TASK TO COMPLETE: For every line in the records that has the word "morning", make a copy.

PROVIDED MATERIAL:
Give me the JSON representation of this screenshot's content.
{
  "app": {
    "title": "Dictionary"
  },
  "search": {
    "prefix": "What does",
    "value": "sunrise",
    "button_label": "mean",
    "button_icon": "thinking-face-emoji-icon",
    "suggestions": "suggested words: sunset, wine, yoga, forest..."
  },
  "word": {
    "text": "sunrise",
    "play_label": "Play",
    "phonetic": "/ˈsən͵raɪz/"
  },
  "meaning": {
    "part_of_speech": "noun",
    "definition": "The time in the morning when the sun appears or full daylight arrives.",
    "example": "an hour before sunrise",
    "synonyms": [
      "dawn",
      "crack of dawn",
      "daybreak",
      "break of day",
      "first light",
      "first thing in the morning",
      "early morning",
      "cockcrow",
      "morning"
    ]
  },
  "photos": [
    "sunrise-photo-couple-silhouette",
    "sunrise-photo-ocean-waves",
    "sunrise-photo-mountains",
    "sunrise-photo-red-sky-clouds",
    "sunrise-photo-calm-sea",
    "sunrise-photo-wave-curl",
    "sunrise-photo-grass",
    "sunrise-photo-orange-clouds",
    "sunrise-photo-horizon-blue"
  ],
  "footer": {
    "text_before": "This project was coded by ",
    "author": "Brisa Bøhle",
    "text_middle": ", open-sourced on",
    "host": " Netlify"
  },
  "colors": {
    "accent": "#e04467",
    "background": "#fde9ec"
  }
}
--
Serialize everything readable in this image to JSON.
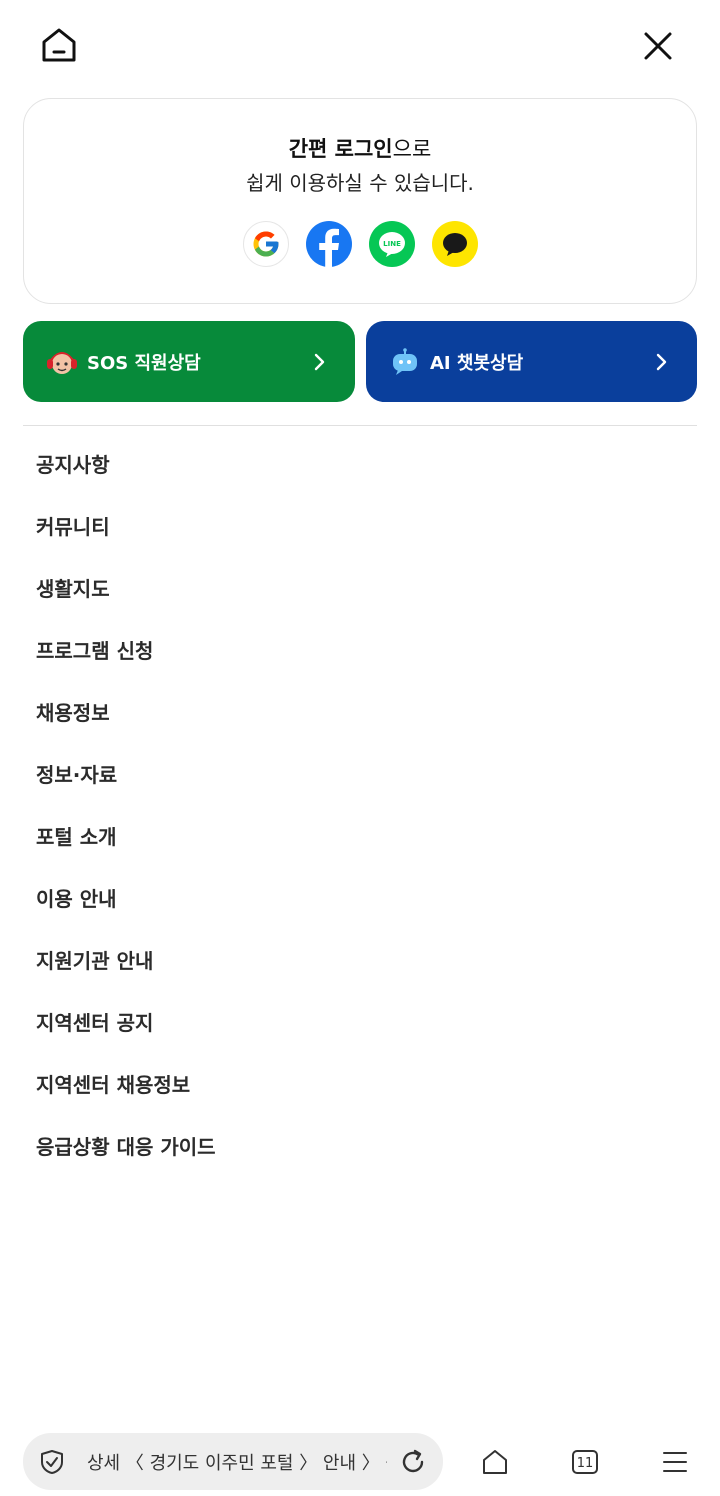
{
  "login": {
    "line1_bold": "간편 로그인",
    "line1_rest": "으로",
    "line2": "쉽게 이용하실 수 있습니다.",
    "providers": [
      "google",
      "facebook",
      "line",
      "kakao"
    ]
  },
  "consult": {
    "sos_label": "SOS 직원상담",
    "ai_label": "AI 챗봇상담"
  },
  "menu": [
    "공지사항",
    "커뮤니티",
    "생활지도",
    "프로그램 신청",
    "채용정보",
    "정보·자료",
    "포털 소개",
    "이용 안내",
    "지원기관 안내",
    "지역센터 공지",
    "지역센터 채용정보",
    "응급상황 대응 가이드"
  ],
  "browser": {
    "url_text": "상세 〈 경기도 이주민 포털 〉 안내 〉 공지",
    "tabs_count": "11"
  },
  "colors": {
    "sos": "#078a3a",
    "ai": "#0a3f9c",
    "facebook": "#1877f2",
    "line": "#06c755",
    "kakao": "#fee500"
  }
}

ANSWER BOX:
    "definition": "The time in the morning when the sun appears or full daylight arrives.",
      "first thing in the morning",
      "early morning",
      "morning"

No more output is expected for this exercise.